I speak often with industry executives whose operations span the globe, and many of them spend countless hours in the skies each year reaching out to customers, suppliers, analysts, government officials, and other interested parties. I'll like to share why here and also tell a few of their stories.
A Frenchman I know, who works as a senior executive in the sales division of a major US semiconductor company, logs more than 300,000 miles in the air each year. "I go where the customers are, but these are not always sales visits," he says. "I talk about technology roadmaps. The sales may not materialize for another couple of years following these visits, but keeping my contacts fresh is worth several trips."

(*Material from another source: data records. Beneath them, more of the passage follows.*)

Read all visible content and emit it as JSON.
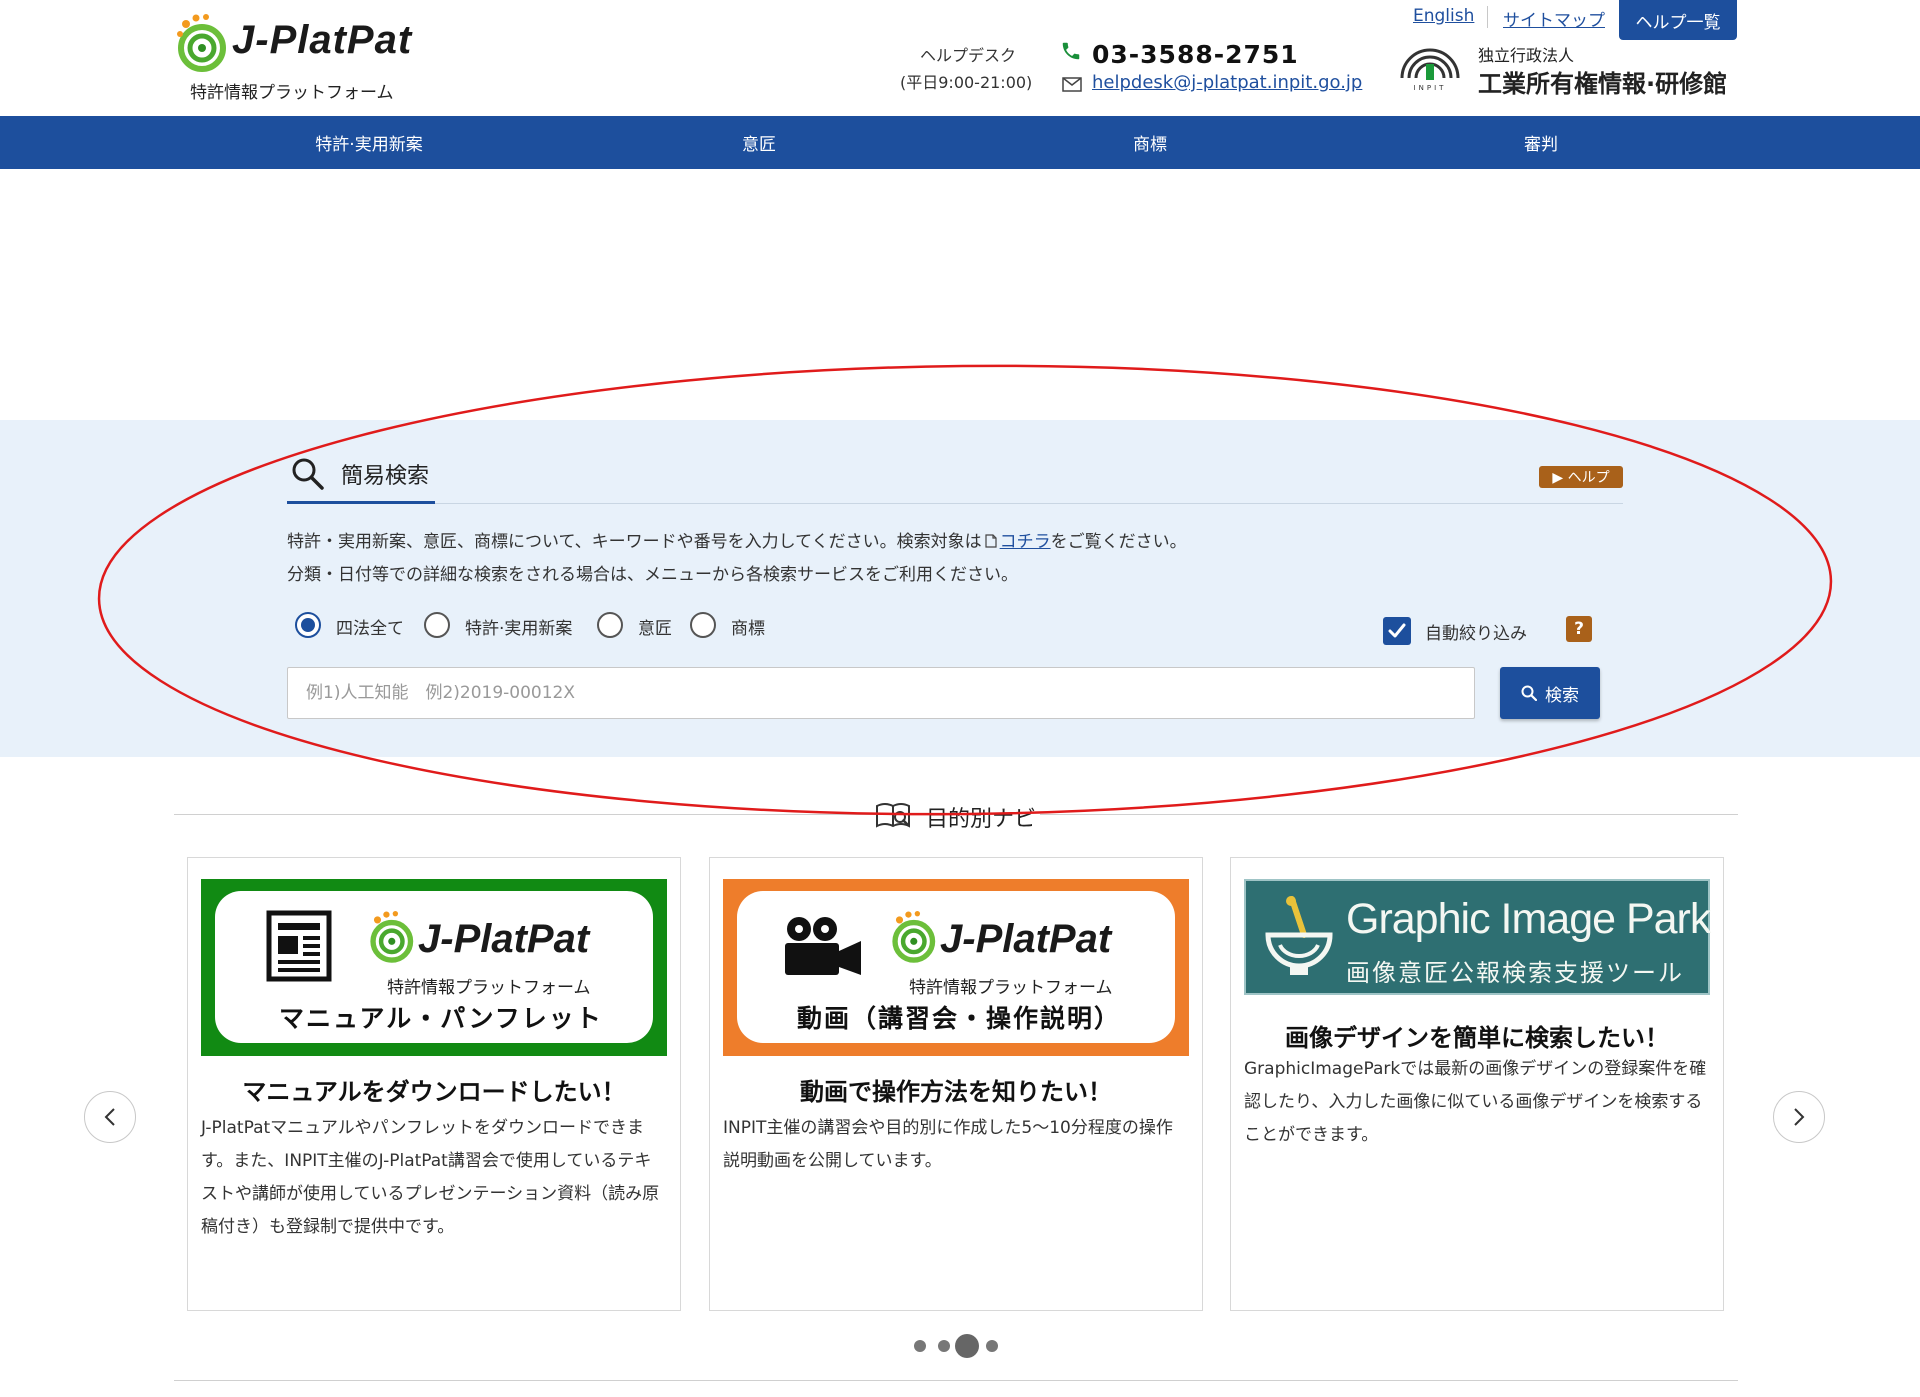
{
  "header": {
    "logo_text": "J-PlatPat",
    "logo_subtitle": "特許情報プラットフォーム",
    "helpdesk_label": "ヘルプデスク",
    "helpdesk_hours": "(平日9:00-21:00)",
    "phone": "03-3588-2751",
    "email": "helpdesk@j-platpat.inpit.go.jp",
    "links": {
      "english": "English",
      "sitemap": "サイトマップ",
      "help": "ヘルプ一覧"
    },
    "org_small": "独立行政法人",
    "org_name": "工業所有権情報·研修館",
    "org_mark_label": "INPIT"
  },
  "nav": {
    "items": [
      "特許·実用新案",
      "意匠",
      "商標",
      "審判"
    ]
  },
  "simple_search": {
    "title": "簡易検索",
    "help_label": "▶ ヘルプ",
    "desc1_before": "特許・実用新案、意匠、商標について、キーワードや番号を入力してください。検索対象は",
    "desc1_link": "コチラ",
    "desc1_after": "をご覧ください。",
    "desc2": "分類・日付等での詳細な検索をされる場合は、メニューから各検索サービスをご利用ください。",
    "radios": [
      {
        "label": "四法全て",
        "checked": true
      },
      {
        "label": "特許·実用新案",
        "checked": false
      },
      {
        "label": "意匠",
        "checked": false
      },
      {
        "label": "商標",
        "checked": false
      }
    ],
    "auto_filter_label": "自動絞り込み",
    "auto_filter_checked": true,
    "question_mark": "?",
    "input_placeholder": "例1)人工知能　例2)2019-00012X",
    "input_value": "",
    "search_button": "検索"
  },
  "navi": {
    "title": "目的別ナビ",
    "cards": [
      {
        "banner_logo": "J-PlatPat",
        "banner_sub": "特許情報プラットフォーム",
        "banner_caption": "マニュアル・パンフレット",
        "title": "マニュアルをダウンロードしたい！",
        "text": "J-PlatPatマニュアルやパンフレットをダウンロードできます。また、INPIT主催のJ-PlatPat講習会で使用しているテキストや講師が使用しているプレゼンテーション資料（読み原稿付き）も登録制で提供中です。"
      },
      {
        "banner_logo": "J-PlatPat",
        "banner_sub": "特許情報プラットフォーム",
        "banner_caption": "動画（講習会・操作説明）",
        "title": "動画で操作方法を知りたい！",
        "text": "INPIT主催の講習会や目的別に作成した5～10分程度の操作説明動画を公開しています。"
      },
      {
        "banner_title": "Graphic Image Park",
        "banner_sub": "画像意匠公報検索支援ツール",
        "title": "画像デザインを簡単に検索したい！",
        "text": "GraphicImageParkでは最新の画像デザインの登録案件を確認したり、入力した画像に似ている画像デザインを検索することができます。"
      }
    ],
    "active_dot": 3,
    "dot_count": 4
  },
  "colors": {
    "brand_blue": "#1d4f9d",
    "help_brown": "#a9611a",
    "search_band": "#e8f1fa",
    "annotation_red": "#e01b1b"
  }
}
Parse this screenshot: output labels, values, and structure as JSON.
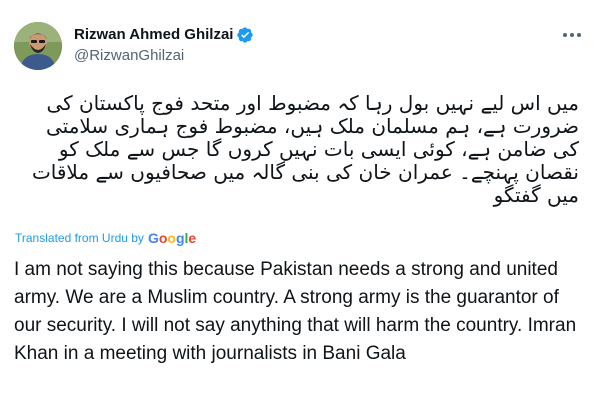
{
  "tweet": {
    "author": {
      "display_name": "Rizwan Ahmed Ghilzai",
      "handle": "@RizwanGhilzai",
      "verified": true
    },
    "original_text": "میں اس لیے نہیں بول رہا کہ مضبوط اور متحد فوج پاکستان کی ضرورت ہے، ہم مسلمان ملک ہیں، مضبوط فوج ہماری سلامتی کی ضامن ہے، کوئی ایسی بات نہیں کروں گا جس سے ملک کو نقصان پہنچے۔ عمران خان کی بنی گالہ میں صحافیوں سے ملاقات میں گفتگو",
    "translation_label": "Translated from Urdu by",
    "translation_provider": {
      "letters": [
        "G",
        "o",
        "o",
        "g",
        "l",
        "e"
      ],
      "colors": [
        "#4285f4",
        "#ea4335",
        "#fbbc05",
        "#4285f4",
        "#34a853",
        "#ea4335"
      ]
    },
    "translated_text": "I am not saying this because Pakistan needs a strong and united army. We are a Muslim country. A strong army is the guarantor of our security. I will not say anything that will harm the country. Imran Khan in a meeting with journalists in Bani Gala"
  },
  "icons": {
    "verified": "verified-badge-icon",
    "more": "more-options-icon"
  },
  "colors": {
    "text_primary": "#0f1419",
    "text_secondary": "#536471",
    "accent": "#1d9bf0"
  }
}
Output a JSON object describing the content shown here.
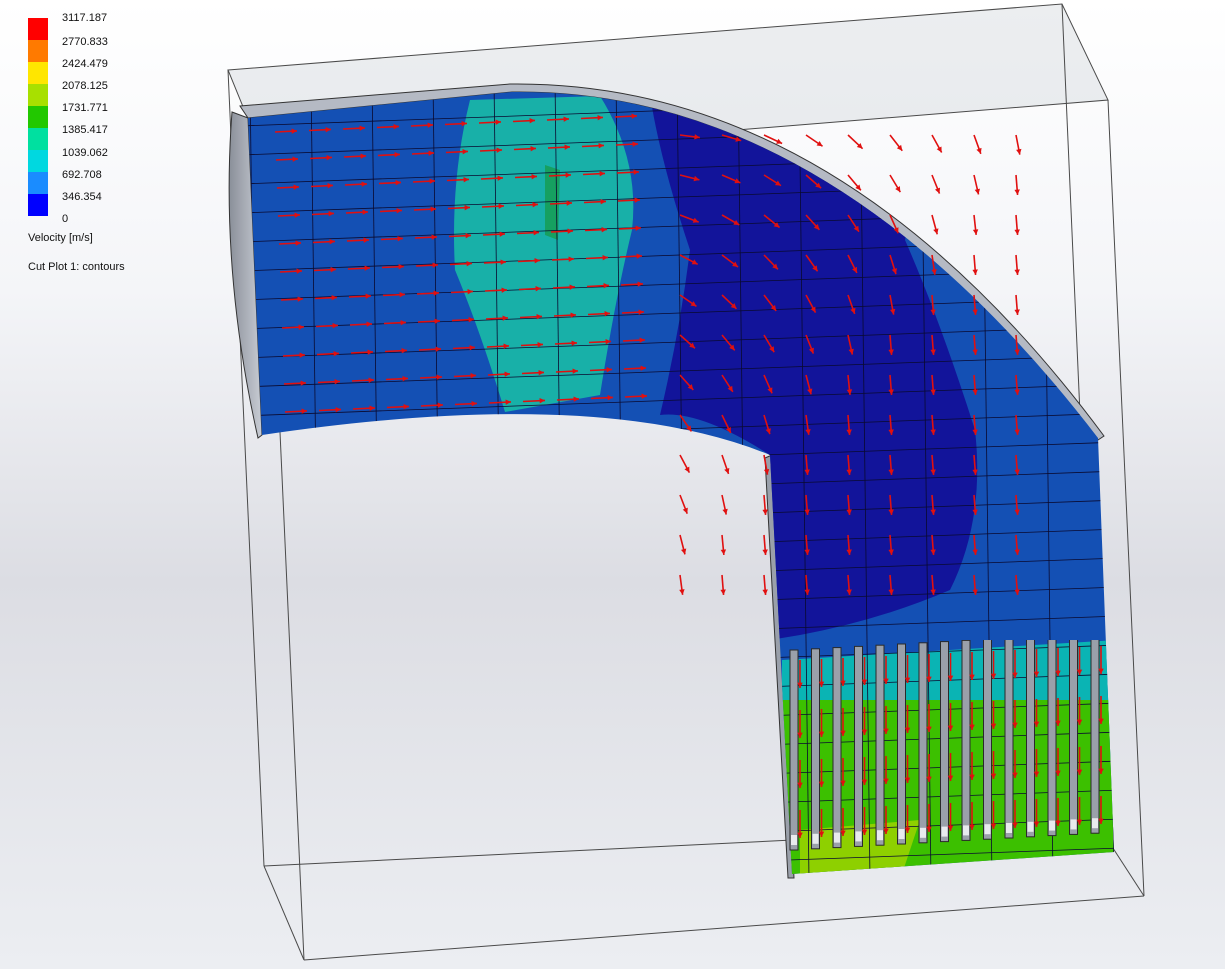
{
  "legend": {
    "ticks": [
      "3117.187",
      "2770.833",
      "2424.479",
      "2078.125",
      "1731.771",
      "1385.417",
      "1039.062",
      "692.708",
      "346.354",
      "0"
    ],
    "colors": [
      "#ff0000",
      "#ff7a00",
      "#ffe600",
      "#a8e000",
      "#22c800",
      "#00e0a0",
      "#00d8e0",
      "#1a8cff",
      "#0000ff"
    ],
    "quantity": "Velocity [m/s]",
    "plot_name": "Cut Plot 1: contours"
  },
  "plot": {
    "zone_colors": {
      "outer_blue": "#1450b4",
      "mid_teal": "#18b0a8",
      "core_green": "#16a060",
      "dark_blue": "#12149a",
      "fin_green": "#3cc000",
      "fin_teal": "#0ab4b4"
    },
    "vector_color": "#e01010"
  }
}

There are other reasons executives spend more time on the road, meeting new contacts, renewing old business relationships, and sleeping on strange hotel beds. A senior supply chain executive at a major hard disk drive vendor in the United States spends weeks at a time in Asia every three months or so. Each trip typically takes him to four or more countries and involves numerous factory visits, training sessions for local employees, and unannounced fact-finding drop-ins at suppliers. These are in addition to briefings with customers to reassure them about redundancy measures critical to unhindered supply of components.
During a recent visit to a contract manufacturer and design house in Europe, I learned of challenges customers are facing in Asia and other low-cost regions where hiring and retaining technical employees now constitutes one of the more intractable problems facing manufacturers in the region. Many of the companies that transferred or outsourced manufacturing operations to China from Western regions over the last decade are seriously weighing pulling these back because so much time is wasted simply on employee recruitment. A top executive at an electronics company in the midwest of the US spends about three weeks each quarter in China overseeing recruitment and training of employees.
"The cost of manufacturing in China is rising dramatically, and there's been a definite increase in requests for alternatives," Martin Kingdon, director of business development at the Heerbrugg, Switzerland, office of Escatec SDN. BHD, told me in an interview. Escatec, which is headquartered in Malaysia and does a lot of design, prototyping, and some high-end manufacturing in Switzerland, is benefiting from that trend, Kingdon said. Having significant operating presence in both Europe and Asia has helped the company better understand customer needs and match services to their corporate goals.
Many companies have simply yielded such personal contacts to outsourced partners and rely on supply chain management applications to stay in touch with customers and contract manufacturers. The days when the electronics supply chain depended solely or even heavily on people to determine what would satisfy customers is disappearing fast. At many small component suppliers, distributors, and manufacturing companies, the interactions among suppliers, contractors, and customers are shrinking fast, replaced by software applications that now link all segments of a company's supply chain with the outside world.
Increasingly, too, sales, purchasing, procurement, manufacturing, project management, design, coordination, monitoring, measurement, and other activities are performed by computers, leaving limited functions for employees, many of whom sometimes wonder where exactly they fit in now within extended supply chain operations.
This trend accelerated after the horrible 2001 economic downturn as companies tried to reduce the impact of human failings on their operations. Millions were spent on supply chain management applications, and the rapid growth of the cloud has hastened the adoption of machine-to-machine communications in the electronics supply chain. The results so far have been positive in that the industry has a better handle on its boom-and-bust cycles and has improved visibility into demand, supply, and inventory conditions. Recoveries from market downturns have been swifter, and the impact of a demand slowdown less savage.
What has been sacrificed in the meantime is the ability to forge the personal contacts and relationships that serve as the foundations for long-term engagements. A personal experience comes to mind here. I once phoned an executive at a North American company who I had known for years for what I thought would be a quick clarification on some issues about his firm's product. I couldn't even get through to the secretary for the first 10 minutes, during which the communications system bounced me around. I persisted. Finally, I got hold of the receptionist who said she would have to route my call back to the communications maze. I declined and called his cellphone.
"Next time, just call my mobile number," he said. If hadn't known him that well, I would never have merited that privilege.